What is expected. Every line in the records below with the string "ypos" is to be copied out.

Data supplied.
++++++++++++++++++++
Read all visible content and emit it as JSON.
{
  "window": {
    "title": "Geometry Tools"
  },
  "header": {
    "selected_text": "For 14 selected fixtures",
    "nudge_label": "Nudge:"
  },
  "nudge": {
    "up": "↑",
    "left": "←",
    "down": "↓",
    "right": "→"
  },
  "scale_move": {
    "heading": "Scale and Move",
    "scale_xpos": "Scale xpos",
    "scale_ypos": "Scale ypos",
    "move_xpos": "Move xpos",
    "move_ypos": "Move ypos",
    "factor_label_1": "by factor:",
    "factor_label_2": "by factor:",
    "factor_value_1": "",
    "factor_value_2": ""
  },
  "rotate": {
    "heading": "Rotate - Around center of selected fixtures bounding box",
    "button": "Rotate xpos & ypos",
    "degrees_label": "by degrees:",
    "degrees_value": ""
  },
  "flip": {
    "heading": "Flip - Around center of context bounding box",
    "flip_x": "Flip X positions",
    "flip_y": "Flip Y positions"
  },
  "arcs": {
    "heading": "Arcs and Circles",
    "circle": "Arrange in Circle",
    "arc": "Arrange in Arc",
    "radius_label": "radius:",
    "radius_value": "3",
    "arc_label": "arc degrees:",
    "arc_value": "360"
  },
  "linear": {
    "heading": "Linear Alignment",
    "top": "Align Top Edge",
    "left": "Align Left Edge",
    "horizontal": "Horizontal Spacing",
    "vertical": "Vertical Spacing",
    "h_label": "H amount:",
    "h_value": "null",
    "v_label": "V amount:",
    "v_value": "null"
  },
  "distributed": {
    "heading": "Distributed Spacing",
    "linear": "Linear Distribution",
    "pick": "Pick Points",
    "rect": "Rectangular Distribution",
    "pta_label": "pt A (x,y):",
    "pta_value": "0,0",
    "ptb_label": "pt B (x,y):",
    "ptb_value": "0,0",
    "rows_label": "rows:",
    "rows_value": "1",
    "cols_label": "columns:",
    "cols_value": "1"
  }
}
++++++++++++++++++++
Task response.
    "scale_ypos": "Scale ypos",
    "move_ypos": "Move ypos",
    "button": "Rotate xpos & ypos",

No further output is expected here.